5. I ruthlessly throw images away. For instance, on a contact sheet all the shots of the same location may be excellent, but there may be one or two that stand above the rest. Those are the two images I will work on. The others are stored away, but not used. If an image is not working, and I've tried a few things, given it some space, etc, then it will be discarded. If there is a glaring problem with focus for instance, then it is discarded. If the composition just isn't working, and no amount of cropping helps - then it's discarded. Sometimes I have a nice image, but something causes it to be discarded because it's simply too much effort to get it right. Good images should not take a long time to edit. They should just come together smoothly.

6. Quality Control. Ok, so I have say 40 rolls of film, each with 10 images on them - that's 400 images. I'll edit it down to around 80 images. Those that are really standing out mixed with those that are nice. Some may stay because I want to show an aspect of a location that is not already covered by the proposed final portfolio. But I will keep editing down, until I have a smaller number of images. If you want to be a good photographer, you have to be objective about your work and maintain a certain level of quality. Only release what you are truly happy with (unless you suffer from very high expectations in which case you are in trouble).

7. Be kind to your mistakes, try to see the images as someone else would. Some flaws are acceptible, and if the image still conveys a spirit or 'feeling' that you like, even though it's slightly blurred due to camera shake - then it's an image that still works. Images should be read on face value. Pixel peeping is not a productive activity. See the wood, not the trees.

8. Live with the images for a while. You get a sense of distance from the whole process and can then be more objective about your work.

I've taken around three weeks to produce 40 images. To some digital shooters, this is not a way forward, but for me : it IS the way forward. Good images, ones that I can live with and feel close too, can only be born correctly if I am receptive and nurtiring with what I do.

El Arbol de Piedra

On the Bolivian Altiplano, I photographed El Arbol de Piedra (the stone tree) around 6am. el-arbol-de-piedra

I had to retreat to the 4WD and sit in the warmth because my hands had gone so cold that they had become unresponsive. I couldn't operate my camera. It was a stunning revelation because I wasn't aware of it being cold. I'm not sure if this was because I was suffering slight altitude sickness problems anyway, but at the time I thought it was just that temperatures at higher altitudes just 'felt different' from the cold I know so well in a Scottish winter.

I dug out the contact sheet of film yesterday and this was the one that really stood out. It was shot a little bit earler than the rest and the light was just a bit more magical. Wish I'd laid off on the polariser though, but all the same, I'm happy with this shot.

Dali was apparently inspired by this very location and now that I've been there, I can exactly see how.

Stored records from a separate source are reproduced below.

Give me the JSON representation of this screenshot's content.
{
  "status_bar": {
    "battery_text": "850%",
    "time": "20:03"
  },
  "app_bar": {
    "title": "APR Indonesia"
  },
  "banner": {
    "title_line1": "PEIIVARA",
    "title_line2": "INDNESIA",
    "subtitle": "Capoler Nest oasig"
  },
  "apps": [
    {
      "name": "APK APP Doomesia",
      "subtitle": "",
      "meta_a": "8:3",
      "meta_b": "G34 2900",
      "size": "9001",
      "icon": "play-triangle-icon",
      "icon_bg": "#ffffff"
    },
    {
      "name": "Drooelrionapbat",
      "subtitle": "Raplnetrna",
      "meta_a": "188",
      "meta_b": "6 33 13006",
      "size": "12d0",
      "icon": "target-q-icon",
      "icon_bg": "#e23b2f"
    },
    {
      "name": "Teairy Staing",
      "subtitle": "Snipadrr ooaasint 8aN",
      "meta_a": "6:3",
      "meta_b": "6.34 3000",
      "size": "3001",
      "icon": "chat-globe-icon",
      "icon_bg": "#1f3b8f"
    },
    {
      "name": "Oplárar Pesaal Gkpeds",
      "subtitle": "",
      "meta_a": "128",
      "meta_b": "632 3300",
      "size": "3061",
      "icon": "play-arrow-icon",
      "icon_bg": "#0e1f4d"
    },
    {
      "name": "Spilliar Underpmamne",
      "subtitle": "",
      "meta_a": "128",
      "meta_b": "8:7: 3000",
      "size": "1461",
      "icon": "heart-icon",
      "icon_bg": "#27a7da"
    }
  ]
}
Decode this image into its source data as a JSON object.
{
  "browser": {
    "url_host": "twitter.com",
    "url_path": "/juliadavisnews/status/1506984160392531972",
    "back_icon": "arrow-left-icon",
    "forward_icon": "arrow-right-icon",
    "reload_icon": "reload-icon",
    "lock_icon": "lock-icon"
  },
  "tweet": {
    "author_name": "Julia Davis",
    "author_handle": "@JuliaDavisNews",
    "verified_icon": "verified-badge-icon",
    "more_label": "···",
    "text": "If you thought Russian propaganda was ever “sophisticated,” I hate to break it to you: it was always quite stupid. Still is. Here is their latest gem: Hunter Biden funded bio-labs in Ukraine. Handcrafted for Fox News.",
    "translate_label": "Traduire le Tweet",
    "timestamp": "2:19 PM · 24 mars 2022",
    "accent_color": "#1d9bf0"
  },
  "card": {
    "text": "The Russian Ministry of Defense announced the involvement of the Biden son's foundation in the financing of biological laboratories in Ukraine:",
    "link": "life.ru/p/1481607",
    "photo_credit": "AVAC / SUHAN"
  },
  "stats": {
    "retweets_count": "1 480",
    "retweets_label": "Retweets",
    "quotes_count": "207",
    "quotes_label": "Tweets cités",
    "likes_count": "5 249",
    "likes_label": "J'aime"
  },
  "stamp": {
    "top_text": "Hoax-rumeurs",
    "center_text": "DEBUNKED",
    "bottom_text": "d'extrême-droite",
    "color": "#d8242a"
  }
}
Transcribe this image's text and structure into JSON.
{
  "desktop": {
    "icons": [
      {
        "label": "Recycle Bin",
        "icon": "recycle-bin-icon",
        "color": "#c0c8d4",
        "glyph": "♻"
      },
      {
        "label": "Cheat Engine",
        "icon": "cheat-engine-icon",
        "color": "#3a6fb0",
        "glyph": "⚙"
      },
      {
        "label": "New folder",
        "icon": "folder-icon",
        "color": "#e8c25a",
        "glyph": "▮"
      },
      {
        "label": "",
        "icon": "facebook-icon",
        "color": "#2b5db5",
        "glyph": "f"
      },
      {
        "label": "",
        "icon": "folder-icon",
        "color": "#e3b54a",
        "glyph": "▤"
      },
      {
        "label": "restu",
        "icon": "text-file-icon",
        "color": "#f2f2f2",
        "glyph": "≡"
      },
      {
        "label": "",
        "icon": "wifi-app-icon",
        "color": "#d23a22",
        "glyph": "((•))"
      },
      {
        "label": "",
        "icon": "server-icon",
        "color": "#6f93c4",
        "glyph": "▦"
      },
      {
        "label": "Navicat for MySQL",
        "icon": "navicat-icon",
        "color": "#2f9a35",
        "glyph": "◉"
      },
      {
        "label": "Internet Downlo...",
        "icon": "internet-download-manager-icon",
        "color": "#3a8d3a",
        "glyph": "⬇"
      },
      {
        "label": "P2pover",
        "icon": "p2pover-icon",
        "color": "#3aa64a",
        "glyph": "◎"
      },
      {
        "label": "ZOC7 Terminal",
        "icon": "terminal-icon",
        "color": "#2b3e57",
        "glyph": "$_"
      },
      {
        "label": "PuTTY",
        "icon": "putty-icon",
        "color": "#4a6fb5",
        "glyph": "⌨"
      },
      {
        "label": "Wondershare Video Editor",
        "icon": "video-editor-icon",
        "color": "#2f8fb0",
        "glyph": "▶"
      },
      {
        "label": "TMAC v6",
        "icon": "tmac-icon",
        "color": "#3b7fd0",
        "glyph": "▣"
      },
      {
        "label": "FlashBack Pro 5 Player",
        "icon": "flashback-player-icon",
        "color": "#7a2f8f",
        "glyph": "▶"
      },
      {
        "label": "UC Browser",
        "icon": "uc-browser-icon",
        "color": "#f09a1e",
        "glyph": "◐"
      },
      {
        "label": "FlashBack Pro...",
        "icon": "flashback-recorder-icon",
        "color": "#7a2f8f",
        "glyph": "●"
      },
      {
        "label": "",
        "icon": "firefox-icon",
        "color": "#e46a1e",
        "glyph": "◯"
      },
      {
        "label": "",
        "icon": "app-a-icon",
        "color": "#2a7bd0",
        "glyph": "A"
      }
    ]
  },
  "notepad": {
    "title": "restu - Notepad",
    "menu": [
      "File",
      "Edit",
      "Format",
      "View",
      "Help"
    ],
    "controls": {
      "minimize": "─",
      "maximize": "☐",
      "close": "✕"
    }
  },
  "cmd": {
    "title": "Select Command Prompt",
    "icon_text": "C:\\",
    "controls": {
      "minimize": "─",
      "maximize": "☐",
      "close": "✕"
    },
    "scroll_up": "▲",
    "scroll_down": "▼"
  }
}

I shot this with a Mamiya 7 and I can't remember if it was wide angle (50mm) or standard (80mm). But I do remember not using a Grad filter because I found that the landscapes in Bolivia seemed to have the same luminance as the skies did. I don't know why that should be.

Just one of the many strange things I found different about shooting this landscape, compared to any other I've done so far.